retary of Defense (International Programs and Technology). This option does not appear to offer substantial prospects for solving the unilateralism problem. This official has neither the position in the hierarchical structure nor the breadth of responsibility to have the necessary degree of influence. Moreover, his responsibilities are limited to armament cooperation whereas the range of coalition matters is much broader. o Option 5D —create mission-oriented assistant or under secre
taries who would be assigned responsibilities for coalition mat
ters in their mission areas. The functional organization of OSD is one of the major causes of unilateralism. Because there is limited mission integration in OSD, functional areas are not sufficiently attuned to the needs of the coalition strategies. Mission-oriented assistant or under secretaries with functional cells or subunits would be able to provide coordination across functional areas and, thereby, substantially enhance the prospects for comprehensive and effective coalition approaches. Furthermore, these offices could ensure that the inputs of unified commands on coalition issues were adequately considered. 6. OPTIONS FOR IMPROVING THE REVIEW OF CONTINGENCY PLANS. • Option 6A -create an OSD office, staffed by a combination of
civilian officials and military officers, to review contingency
plans. The Steadman Report offers support for this option:
...there is a need for at least an annual review by the Secretary and selected key assistants of the principal military plans to assure that their political assumptions are consistent with national security policy. Such briefings also would broaden the understanding of key policymakers of military capabilities and
options in the event of crisis or conflict. (page 43) The critical words in this quote are "and selected key assistants.” It is not possible for the Secretary and Deputy Secretary of Defense to conduct comprehensive reviews without staff assistance.
If mission-oriented assistant or under secretaries were established, the review of contingency plans (and a review of readiness standards) affecting their areas would be a normal course of business in relating ends to means. This would simply be a part of the iterative strategy-policy-resources decision process that would go on to make goals coherent with capabilities.
In the absence of mission-oriented assistant or under secretaries, the Office of the Under Secretary of Defense (Policy) might be a natural place for basing a small team to review contingency plans. In either case, such a team would probably focus not on the military value and quality of the plans, but solely on their possible political impact and their conformance with established national policies.

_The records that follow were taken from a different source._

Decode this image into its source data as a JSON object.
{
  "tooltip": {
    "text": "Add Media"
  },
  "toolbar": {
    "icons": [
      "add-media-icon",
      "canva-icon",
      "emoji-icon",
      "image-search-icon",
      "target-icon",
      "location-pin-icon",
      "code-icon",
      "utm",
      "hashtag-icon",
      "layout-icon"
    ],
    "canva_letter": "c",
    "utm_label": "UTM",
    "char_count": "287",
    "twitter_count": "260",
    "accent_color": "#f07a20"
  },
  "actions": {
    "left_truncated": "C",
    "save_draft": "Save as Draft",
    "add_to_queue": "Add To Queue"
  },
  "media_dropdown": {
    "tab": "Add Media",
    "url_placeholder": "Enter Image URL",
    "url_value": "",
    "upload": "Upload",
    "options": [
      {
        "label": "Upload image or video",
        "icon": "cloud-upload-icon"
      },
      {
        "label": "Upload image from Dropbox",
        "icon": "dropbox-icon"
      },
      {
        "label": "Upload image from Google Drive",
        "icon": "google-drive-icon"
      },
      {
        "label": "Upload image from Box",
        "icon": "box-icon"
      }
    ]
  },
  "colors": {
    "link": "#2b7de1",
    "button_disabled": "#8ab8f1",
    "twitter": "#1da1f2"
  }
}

If the team were staffed by military officers alone, the impression would be created that a tiny group from OJCS was simply transferred on paper to an OSD office, but that no effective civilian control was taking place. That impression could only be alleviated if the assistant or under secretaries themselves played a significant part in the review (an additional time-consuming burden for them) or if a small number of civilian officials beneath them were involved. The tightest security arrangements and the most careful selection of the civilians would be required in order to assure that